> _EXERCISE_
Go through the records below and count every line containing "time". Reply with the count alone.

> _TASK INPUT_
__________________________________________________

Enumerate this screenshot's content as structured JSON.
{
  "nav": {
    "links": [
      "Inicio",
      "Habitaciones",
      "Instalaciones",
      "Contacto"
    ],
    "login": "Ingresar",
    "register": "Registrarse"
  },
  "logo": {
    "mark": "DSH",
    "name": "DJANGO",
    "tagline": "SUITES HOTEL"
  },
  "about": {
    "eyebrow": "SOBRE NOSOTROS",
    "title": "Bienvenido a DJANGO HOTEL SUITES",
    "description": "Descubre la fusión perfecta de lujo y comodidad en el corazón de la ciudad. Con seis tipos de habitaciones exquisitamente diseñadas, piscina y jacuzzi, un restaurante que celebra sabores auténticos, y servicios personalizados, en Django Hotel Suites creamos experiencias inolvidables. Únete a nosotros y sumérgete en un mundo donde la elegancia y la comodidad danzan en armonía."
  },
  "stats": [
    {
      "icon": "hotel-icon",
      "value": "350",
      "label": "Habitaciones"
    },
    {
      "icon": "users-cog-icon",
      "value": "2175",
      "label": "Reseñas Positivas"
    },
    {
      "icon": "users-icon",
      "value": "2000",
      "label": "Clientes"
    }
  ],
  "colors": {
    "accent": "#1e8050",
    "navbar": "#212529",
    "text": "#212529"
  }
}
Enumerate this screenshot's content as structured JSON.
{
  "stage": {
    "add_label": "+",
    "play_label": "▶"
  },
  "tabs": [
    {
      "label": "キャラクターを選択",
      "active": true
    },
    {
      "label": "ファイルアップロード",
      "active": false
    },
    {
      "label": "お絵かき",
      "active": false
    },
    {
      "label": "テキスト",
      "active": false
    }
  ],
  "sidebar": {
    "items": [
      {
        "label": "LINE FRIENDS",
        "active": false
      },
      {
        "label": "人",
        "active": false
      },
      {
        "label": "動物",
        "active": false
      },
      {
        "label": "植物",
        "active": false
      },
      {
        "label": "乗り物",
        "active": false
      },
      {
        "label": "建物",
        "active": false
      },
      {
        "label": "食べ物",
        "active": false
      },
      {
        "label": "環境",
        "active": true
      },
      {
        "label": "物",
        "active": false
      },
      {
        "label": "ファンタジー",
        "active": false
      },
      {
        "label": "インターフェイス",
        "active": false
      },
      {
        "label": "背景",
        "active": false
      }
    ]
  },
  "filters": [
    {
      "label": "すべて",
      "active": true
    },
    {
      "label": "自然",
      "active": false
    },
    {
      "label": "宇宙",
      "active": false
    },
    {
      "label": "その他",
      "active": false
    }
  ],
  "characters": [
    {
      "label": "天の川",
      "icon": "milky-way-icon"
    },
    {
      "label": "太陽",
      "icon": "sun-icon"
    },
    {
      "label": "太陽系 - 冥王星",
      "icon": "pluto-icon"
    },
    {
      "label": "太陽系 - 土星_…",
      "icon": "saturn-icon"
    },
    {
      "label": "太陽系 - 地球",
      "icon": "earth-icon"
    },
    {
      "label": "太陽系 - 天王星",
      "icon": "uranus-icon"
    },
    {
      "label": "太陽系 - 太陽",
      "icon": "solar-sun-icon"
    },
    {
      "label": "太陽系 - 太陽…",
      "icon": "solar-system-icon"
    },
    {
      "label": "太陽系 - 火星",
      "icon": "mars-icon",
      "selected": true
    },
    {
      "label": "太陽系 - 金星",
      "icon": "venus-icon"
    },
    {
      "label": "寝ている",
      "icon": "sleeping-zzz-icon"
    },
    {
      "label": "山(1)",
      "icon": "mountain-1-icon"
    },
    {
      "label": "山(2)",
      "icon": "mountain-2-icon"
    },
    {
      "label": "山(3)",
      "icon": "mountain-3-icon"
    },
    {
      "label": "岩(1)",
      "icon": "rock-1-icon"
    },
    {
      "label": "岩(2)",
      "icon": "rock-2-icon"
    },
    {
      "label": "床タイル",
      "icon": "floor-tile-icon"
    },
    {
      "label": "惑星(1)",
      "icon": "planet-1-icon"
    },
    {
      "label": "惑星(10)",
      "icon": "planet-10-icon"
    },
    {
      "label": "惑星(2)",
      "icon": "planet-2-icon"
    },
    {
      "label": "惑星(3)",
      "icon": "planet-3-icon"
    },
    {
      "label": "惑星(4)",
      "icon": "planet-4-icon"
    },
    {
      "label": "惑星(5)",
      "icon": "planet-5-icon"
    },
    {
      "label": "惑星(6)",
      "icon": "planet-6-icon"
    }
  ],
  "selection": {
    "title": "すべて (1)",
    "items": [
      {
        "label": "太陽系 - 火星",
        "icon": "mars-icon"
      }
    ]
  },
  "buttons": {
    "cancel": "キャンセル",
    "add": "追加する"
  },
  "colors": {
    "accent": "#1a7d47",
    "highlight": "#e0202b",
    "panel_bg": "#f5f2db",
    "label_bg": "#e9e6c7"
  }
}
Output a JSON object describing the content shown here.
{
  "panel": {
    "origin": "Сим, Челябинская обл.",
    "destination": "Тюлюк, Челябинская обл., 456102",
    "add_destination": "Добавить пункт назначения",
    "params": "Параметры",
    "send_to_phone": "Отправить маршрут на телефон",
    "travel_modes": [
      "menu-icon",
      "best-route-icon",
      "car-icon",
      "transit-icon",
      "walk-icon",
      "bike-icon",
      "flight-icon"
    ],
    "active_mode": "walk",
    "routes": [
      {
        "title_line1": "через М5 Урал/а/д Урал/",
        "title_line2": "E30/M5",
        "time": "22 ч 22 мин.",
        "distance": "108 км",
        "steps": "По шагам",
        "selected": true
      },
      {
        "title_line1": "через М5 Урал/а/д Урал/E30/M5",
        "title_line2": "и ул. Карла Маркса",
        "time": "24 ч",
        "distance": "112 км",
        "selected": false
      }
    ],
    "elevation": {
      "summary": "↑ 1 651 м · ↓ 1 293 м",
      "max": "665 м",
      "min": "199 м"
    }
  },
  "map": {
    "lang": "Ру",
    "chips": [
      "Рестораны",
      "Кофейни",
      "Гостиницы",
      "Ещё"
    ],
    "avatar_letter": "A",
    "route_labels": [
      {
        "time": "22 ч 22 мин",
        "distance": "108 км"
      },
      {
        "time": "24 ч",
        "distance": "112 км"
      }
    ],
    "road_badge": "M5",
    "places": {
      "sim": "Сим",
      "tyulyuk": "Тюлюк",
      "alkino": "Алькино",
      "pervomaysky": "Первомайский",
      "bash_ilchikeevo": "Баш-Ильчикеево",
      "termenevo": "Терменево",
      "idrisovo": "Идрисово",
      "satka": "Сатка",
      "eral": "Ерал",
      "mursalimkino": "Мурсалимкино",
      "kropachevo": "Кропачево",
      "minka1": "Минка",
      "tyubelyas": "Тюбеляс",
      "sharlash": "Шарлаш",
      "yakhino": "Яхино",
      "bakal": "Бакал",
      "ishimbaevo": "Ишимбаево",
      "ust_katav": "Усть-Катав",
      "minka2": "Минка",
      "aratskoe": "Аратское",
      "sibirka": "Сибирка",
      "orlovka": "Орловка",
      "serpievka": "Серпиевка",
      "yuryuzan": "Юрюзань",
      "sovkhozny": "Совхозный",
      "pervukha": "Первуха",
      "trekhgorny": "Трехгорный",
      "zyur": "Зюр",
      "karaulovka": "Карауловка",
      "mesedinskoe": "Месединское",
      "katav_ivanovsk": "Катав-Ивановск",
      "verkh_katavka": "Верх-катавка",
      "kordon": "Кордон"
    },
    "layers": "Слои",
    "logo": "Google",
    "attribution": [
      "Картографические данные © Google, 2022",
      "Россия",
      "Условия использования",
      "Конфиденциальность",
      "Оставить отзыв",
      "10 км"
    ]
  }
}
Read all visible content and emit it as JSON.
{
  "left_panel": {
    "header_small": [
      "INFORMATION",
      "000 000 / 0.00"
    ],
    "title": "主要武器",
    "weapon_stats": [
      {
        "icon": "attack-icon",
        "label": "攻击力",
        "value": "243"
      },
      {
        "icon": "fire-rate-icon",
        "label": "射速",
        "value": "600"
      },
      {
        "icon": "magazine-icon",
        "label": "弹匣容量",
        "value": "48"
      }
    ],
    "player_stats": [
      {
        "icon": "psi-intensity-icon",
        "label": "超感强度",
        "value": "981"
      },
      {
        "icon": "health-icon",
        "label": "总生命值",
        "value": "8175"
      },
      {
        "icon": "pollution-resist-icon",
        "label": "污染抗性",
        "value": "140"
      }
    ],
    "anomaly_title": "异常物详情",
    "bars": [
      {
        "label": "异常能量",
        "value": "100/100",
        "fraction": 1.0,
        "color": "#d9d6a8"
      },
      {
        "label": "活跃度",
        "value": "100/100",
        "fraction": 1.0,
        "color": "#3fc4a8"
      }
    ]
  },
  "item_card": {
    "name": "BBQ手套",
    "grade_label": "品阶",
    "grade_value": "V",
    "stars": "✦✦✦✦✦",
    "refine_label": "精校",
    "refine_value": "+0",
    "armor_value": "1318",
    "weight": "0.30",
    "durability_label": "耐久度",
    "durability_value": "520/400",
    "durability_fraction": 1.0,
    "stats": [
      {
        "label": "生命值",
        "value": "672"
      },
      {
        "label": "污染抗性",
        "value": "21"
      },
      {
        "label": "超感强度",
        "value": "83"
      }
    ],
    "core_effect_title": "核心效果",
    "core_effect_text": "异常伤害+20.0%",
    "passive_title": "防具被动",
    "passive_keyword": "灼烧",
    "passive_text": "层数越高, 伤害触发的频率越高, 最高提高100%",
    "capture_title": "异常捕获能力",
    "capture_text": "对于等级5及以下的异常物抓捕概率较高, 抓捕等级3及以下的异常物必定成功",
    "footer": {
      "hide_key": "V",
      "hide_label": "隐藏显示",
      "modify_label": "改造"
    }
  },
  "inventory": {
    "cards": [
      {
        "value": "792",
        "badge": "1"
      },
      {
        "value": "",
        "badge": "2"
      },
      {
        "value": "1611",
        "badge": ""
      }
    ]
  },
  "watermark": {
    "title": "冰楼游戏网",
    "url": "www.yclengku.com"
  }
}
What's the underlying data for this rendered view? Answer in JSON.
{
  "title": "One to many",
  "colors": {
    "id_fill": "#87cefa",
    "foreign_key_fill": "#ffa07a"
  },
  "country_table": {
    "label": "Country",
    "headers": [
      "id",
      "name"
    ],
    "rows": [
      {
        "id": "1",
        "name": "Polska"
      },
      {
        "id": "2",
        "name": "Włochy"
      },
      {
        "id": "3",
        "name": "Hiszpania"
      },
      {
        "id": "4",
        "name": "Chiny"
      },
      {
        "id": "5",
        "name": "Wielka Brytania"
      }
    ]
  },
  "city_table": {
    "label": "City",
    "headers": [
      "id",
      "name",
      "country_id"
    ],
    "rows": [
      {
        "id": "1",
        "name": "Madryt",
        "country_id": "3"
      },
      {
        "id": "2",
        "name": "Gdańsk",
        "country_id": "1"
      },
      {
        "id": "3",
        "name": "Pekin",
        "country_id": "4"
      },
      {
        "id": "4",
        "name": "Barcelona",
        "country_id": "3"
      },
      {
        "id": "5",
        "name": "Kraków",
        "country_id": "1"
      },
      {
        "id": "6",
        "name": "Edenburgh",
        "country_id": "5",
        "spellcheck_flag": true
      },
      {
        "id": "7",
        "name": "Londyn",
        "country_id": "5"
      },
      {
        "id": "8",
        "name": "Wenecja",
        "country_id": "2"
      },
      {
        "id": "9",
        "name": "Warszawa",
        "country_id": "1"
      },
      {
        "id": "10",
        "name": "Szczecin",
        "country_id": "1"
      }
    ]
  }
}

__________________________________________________

> _EXERCISE OUTPUT_
4